About this task: Print out every line of the material exactly. Include no pictures.

Input material:
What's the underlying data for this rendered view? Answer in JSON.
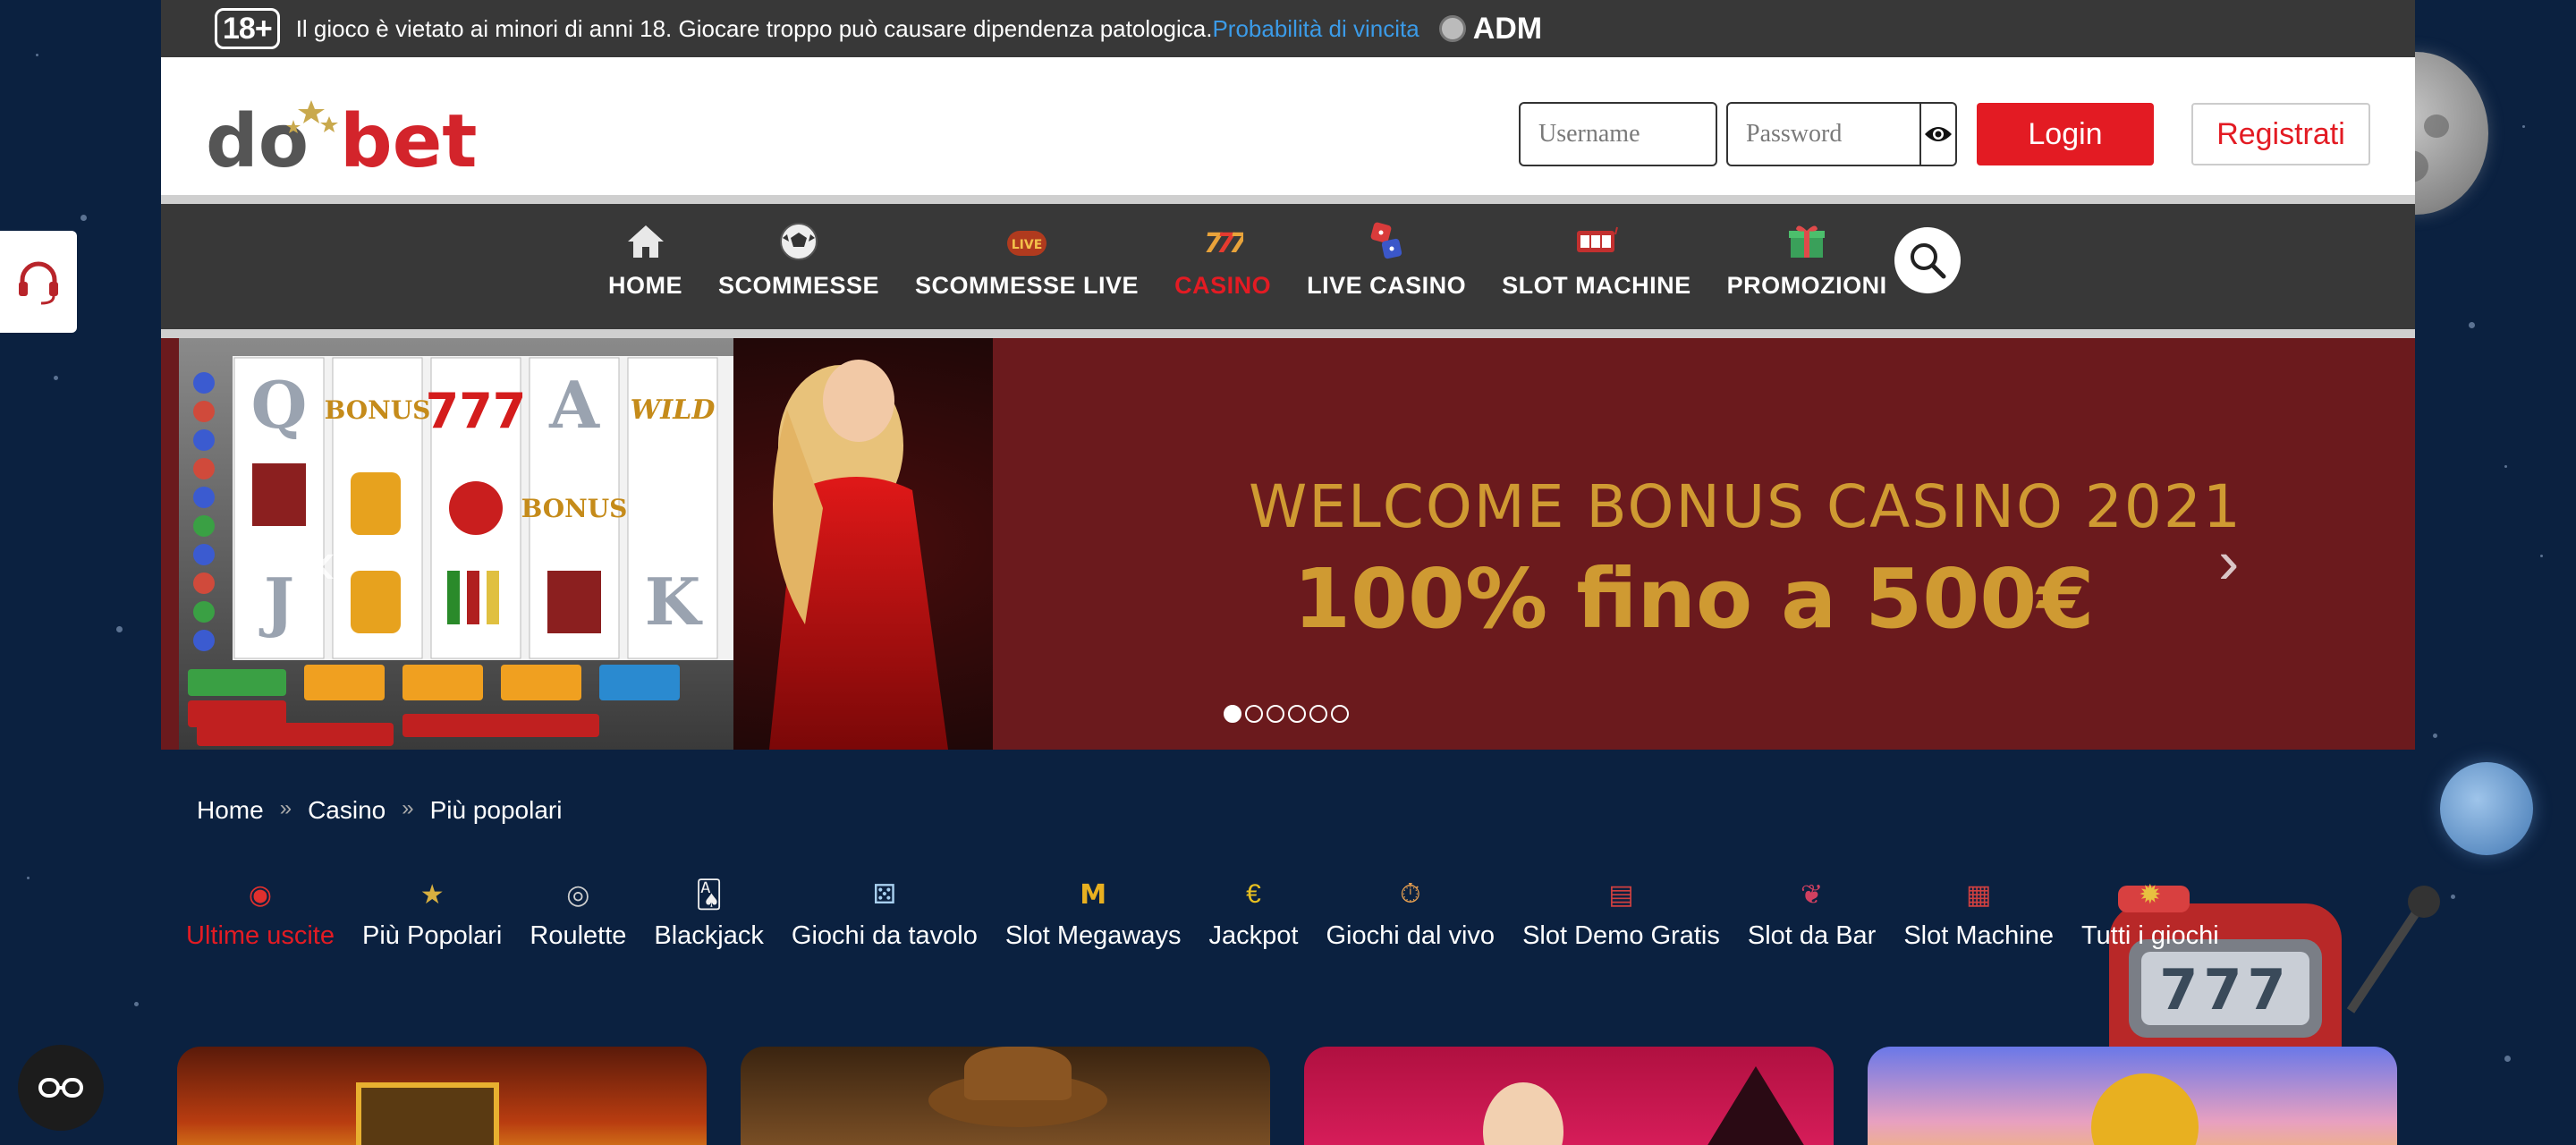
{
  "topbar": {
    "age_badge": "18+",
    "disclaimer": "Il gioco è vietato ai minori di anni 18. Giocare troppo può causare dipendenza patologica.",
    "probability_link": "Probabilità di vincita",
    "adm_label": "ADM"
  },
  "header": {
    "logo_text_left": "do",
    "logo_text_right": "bet",
    "username_placeholder": "Username",
    "password_placeholder": "Password",
    "login_label": "Login",
    "register_label": "Registrati"
  },
  "nav": {
    "items": [
      {
        "label": "HOME",
        "icon": "home-icon"
      },
      {
        "label": "SCOMMESSE",
        "icon": "soccer-ball-icon"
      },
      {
        "label": "SCOMMESSE LIVE",
        "icon": "live-icon"
      },
      {
        "label": "CASINO",
        "icon": "casino-777-icon",
        "active": true
      },
      {
        "label": "LIVE CASINO",
        "icon": "dice-icon"
      },
      {
        "label": "SLOT MACHINE",
        "icon": "slot-icon"
      },
      {
        "label": "PROMOZIONI",
        "icon": "gift-icon"
      }
    ]
  },
  "banner": {
    "title": "WELCOME BONUS CASINO 2021",
    "offer": "100% fino a 500€",
    "slide_count": 6,
    "active_slide": 1
  },
  "breadcrumb": [
    "Home",
    "Casino",
    "Più popolari"
  ],
  "categories": [
    {
      "label": "Ultime uscite",
      "icon": "new-icon",
      "active": true
    },
    {
      "label": "Più Popolari",
      "icon": "star-icon"
    },
    {
      "label": "Roulette",
      "icon": "roulette-icon"
    },
    {
      "label": "Blackjack",
      "icon": "cards-icon"
    },
    {
      "label": "Giochi da tavolo",
      "icon": "dice-icon"
    },
    {
      "label": "Slot Megaways",
      "icon": "megaways-icon"
    },
    {
      "label": "Jackpot",
      "icon": "euro-icon"
    },
    {
      "label": "Giochi dal vivo",
      "icon": "stopwatch-icon"
    },
    {
      "label": "Slot Demo Gratis",
      "icon": "slot-icon"
    },
    {
      "label": "Slot da Bar",
      "icon": "cherry-icon"
    },
    {
      "label": "Slot Machine",
      "icon": "slot-machine-icon"
    },
    {
      "label": "Tutti i giochi",
      "icon": "sun-icon"
    }
  ],
  "colors": {
    "brand_red": "#e31b23",
    "bar_dark": "#383838",
    "banner_bg": "#6b1a1d",
    "banner_text": "#cf9a32",
    "page_bg": "#0b2140",
    "link_blue": "#3b9be8"
  }
}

Result of this exercise:
What's the underlying data for this rendered view? Answer in JSON.
{
  "topbar": {
    "age_badge": "18+",
    "disclaimer": "Il gioco è vietato ai minori di anni 18. Giocare troppo può causare dipendenza patologica.",
    "probability_link": "Probabilità di vincita",
    "adm_label": "ADM"
  },
  "header": {
    "logo_text_left": "do",
    "logo_text_right": "bet",
    "username_placeholder": "Username",
    "password_placeholder": "Password",
    "login_label": "Login",
    "register_label": "Registrati"
  },
  "nav": {
    "items": [
      {
        "label": "HOME",
        "icon": "home-icon"
      },
      {
        "label": "SCOMMESSE",
        "icon": "soccer-ball-icon"
      },
      {
        "label": "SCOMMESSE LIVE",
        "icon": "live-icon"
      },
      {
        "label": "CASINO",
        "icon": "casino-777-icon",
        "active": true
      },
      {
        "label": "LIVE CASINO",
        "icon": "dice-icon"
      },
      {
        "label": "SLOT MACHINE",
        "icon": "slot-icon"
      },
      {
        "label": "PROMOZIONI",
        "icon": "gift-icon"
      }
    ]
  },
  "banner": {
    "title": "WELCOME BONUS CASINO 2021",
    "offer": "100% fino a 500€",
    "slide_count": 6,
    "active_slide": 1
  },
  "breadcrumb": [
    "Home",
    "Casino",
    "Più popolari"
  ],
  "categories": [
    {
      "label": "Ultime uscite",
      "icon": "new-icon",
      "active": true
    },
    {
      "label": "Più Popolari",
      "icon": "star-icon"
    },
    {
      "label": "Roulette",
      "icon": "roulette-icon"
    },
    {
      "label": "Blackjack",
      "icon": "cards-icon"
    },
    {
      "label": "Giochi da tavolo",
      "icon": "dice-icon"
    },
    {
      "label": "Slot Megaways",
      "icon": "megaways-icon"
    },
    {
      "label": "Jackpot",
      "icon": "euro-icon"
    },
    {
      "label": "Giochi dal vivo",
      "icon": "stopwatch-icon"
    },
    {
      "label": "Slot Demo Gratis",
      "icon": "slot-icon"
    },
    {
      "label": "Slot da Bar",
      "icon": "cherry-icon"
    },
    {
      "label": "Slot Machine",
      "icon": "slot-machine-icon"
    },
    {
      "label": "Tutti i giochi",
      "icon": "sun-icon"
    }
  ],
  "colors": {
    "brand_red": "#e31b23",
    "bar_dark": "#383838",
    "banner_bg": "#6b1a1d",
    "banner_text": "#cf9a32",
    "page_bg": "#0b2140",
    "link_blue": "#3b9be8"
  }
}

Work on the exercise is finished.